→ **INSTRUCTIONS FOR THE TASK**
Looking at the data below, count the lines that contain the string "time". Write only the total.
BEGIN
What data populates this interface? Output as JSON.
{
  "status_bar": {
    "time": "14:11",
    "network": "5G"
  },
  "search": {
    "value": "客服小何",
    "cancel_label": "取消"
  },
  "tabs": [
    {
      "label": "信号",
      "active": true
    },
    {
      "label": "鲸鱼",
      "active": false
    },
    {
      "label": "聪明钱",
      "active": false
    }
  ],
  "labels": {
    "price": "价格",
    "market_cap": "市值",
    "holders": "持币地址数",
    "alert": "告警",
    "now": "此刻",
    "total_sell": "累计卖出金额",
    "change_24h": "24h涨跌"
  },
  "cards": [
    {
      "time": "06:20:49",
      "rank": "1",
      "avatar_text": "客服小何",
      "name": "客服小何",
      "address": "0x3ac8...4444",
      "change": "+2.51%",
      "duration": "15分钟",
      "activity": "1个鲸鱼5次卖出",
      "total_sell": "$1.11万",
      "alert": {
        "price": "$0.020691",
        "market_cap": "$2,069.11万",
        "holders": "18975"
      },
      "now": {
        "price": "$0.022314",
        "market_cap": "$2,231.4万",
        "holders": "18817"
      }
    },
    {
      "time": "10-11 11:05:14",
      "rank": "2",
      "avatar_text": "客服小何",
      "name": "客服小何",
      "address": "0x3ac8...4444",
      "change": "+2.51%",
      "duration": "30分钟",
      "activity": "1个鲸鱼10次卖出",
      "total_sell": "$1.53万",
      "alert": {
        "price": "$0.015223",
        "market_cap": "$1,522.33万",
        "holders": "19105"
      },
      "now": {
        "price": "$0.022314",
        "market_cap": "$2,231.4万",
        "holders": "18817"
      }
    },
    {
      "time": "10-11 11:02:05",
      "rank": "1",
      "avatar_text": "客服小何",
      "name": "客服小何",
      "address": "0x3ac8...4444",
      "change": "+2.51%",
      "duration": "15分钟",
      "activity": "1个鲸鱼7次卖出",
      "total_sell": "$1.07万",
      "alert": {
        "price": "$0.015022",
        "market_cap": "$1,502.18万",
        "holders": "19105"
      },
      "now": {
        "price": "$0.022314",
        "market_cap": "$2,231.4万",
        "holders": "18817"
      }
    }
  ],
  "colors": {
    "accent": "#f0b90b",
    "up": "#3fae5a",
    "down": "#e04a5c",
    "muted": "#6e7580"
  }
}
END
→ **EXERCISE SOLUTION**
4